Please return each of the entries that follow, unchanged in every word.

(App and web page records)
-- Opening Marker --

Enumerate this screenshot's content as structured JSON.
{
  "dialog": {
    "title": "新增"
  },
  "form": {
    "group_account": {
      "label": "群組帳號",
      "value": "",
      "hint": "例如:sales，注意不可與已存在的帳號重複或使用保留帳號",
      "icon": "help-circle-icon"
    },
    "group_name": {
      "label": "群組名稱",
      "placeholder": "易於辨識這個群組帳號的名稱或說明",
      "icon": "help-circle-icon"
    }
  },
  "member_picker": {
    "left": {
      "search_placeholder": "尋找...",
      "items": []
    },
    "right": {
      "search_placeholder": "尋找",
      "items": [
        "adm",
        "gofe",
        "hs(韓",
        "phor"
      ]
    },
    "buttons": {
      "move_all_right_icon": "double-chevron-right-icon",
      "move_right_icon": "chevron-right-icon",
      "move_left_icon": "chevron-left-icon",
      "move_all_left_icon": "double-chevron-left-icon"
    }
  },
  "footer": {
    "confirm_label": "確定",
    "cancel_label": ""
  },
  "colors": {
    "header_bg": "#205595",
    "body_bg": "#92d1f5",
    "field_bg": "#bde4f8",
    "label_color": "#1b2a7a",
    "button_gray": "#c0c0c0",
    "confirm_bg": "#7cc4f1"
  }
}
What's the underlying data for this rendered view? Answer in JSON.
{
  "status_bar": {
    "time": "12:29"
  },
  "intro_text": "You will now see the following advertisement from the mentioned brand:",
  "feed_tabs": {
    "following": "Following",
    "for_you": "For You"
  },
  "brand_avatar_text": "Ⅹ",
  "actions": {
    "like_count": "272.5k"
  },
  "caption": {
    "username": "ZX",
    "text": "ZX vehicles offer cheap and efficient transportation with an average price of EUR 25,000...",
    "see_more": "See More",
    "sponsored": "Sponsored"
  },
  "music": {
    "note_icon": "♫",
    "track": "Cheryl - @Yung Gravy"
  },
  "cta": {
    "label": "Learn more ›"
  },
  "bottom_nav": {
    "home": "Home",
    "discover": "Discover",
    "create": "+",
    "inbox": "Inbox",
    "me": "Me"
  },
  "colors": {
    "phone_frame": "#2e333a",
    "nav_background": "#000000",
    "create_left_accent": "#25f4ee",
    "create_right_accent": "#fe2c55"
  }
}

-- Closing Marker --

▶ [Solution below]
Enumerate this screenshot's content as structured JSON.
{
  "dialog": {
    "title": "新增"
  },
  "form": {
    "group_account": {
      "label": "群組帳號",
      "value": "",
      "hint": "例如:sales，注意不可與已存在的帳號重複或使用保留帳號",
      "icon": "help-circle-icon"
    },
    "group_name": {
      "label": "群組名稱",
      "placeholder": "易於辨識這個群組帳號的名稱或說明",
      "icon": "help-circle-icon"
    }
  },
  "member_picker": {
    "left": {
      "search_placeholder": "尋找...",
      "items": []
    },
    "right": {
      "search_placeholder": "尋找",
      "items": [
        "adm",
        "gofe",
        "hs(韓",
        "phor"
      ]
    },
    "buttons": {
      "move_all_right_icon": "double-chevron-right-icon",
      "move_right_icon": "chevron-right-icon",
      "move_left_icon": "chevron-left-icon",
      "move_all_left_icon": "double-chevron-left-icon"
    }
  },
  "footer": {
    "confirm_label": "確定",
    "cancel_label": ""
  },
  "colors": {
    "header_bg": "#205595",
    "body_bg": "#92d1f5",
    "field_bg": "#bde4f8",
    "label_color": "#1b2a7a",
    "button_gray": "#c0c0c0",
    "confirm_bg": "#7cc4f1"
  }
}
What's the underlying data for this rendered view? Answer in JSON.
{
  "status_bar": {
    "time": "12:29"
  },
  "intro_text": "You will now see the following advertisement from the mentioned brand:",
  "feed_tabs": {
    "following": "Following",
    "for_you": "For You"
  },
  "brand_avatar_text": "Ⅹ",
  "actions": {
    "like_count": "272.5k"
  },
  "caption": {
    "username": "ZX",
    "text": "ZX vehicles offer cheap and efficient transportation with an average price of EUR 25,000...",
    "see_more": "See More",
    "sponsored": "Sponsored"
  },
  "music": {
    "note_icon": "♫",
    "track": "Cheryl - @Yung Gravy"
  },
  "cta": {
    "label": "Learn more ›"
  },
  "bottom_nav": {
    "home": "Home",
    "discover": "Discover",
    "create": "+",
    "inbox": "Inbox",
    "me": "Me"
  },
  "colors": {
    "phone_frame": "#2e333a",
    "nav_background": "#000000",
    "create_left_accent": "#25f4ee",
    "create_right_accent": "#fe2c55"
  }
}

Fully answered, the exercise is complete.